Arsenal, Chelsea, Liverpool, Manchester City and Manchester United were all named as potential founder clubs, who would be exempt from relegation in the proposed league. Creating a competition without the key competitive edge of potential demotion is bad enough, but Tottenham supporters had a bigger reason than most to grumble at the news, having finished above all of these teams in recent seasons.
Spurs and many other big clubs across Europe, were left on the sidelines, while clubs with less supporters such as Chelsea, Manchester City and PSG were busy at the negotiating table. Yet paying fans are of little interest to the organisers. What they value are global television audiences and they can be drawn to teams that they have never seen in the flesh, in an era when many young football fans follow specific players rather than clubs.
A report created by footballpredictions.net sheds some light on the work that Tottenham have to do to be considered part of Europe’s elite. Their real-time ranking of the social media followers of Premier League clubs, reveals how far behind Spurs are when it comes to attracting fans across the world.

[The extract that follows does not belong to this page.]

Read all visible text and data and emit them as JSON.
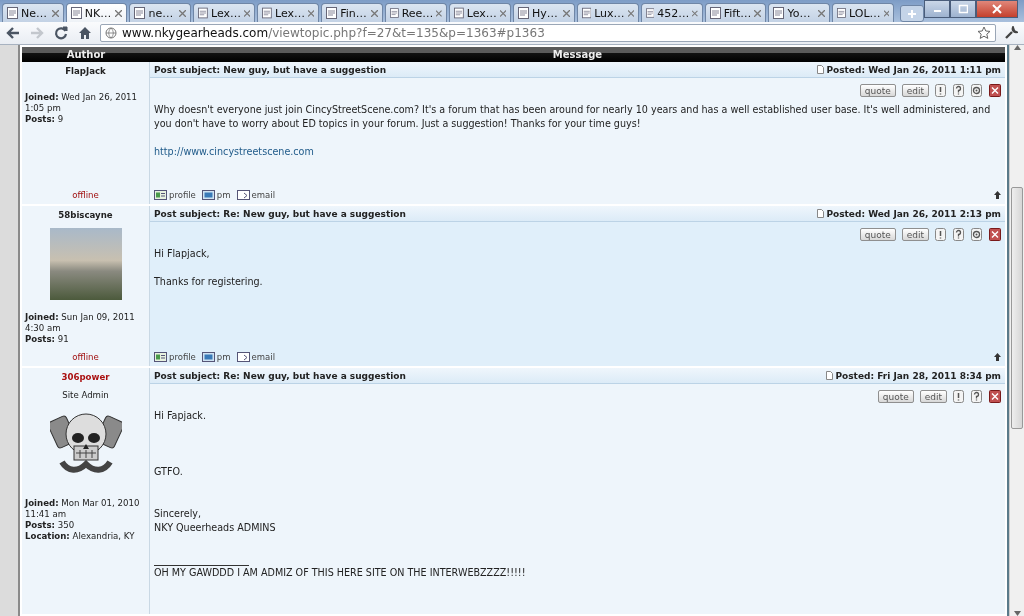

The above screenshot shows the top ten Premier League clubs ranked by social media followers. Spurs are sixth, but are way behind fifth-placed Manchester City in all categories. You could put this purely down to City spending so much money to buy success, yet they have also invested relatively heavily to ensure that they are ahead of the game in social media.
Behind Tottenham are Leicester in seventh and their high position goes to show that the best way for any club to expand their fanbase, is by winning things. Leicester find themselves above Everton – a club that traditionally has more fans – by virtue of their popularity after winning the Premier League in 2015-16.
It’s a weird paradox. If European Super Leagues were decided by merit then Spurs (like it or loathe it) would be involved. Yet the fastest way to broaden to club’s appeal to TV audiences and advertisers, would appear to be to prove themselves by winning trophies. Don’t you just hate modern football?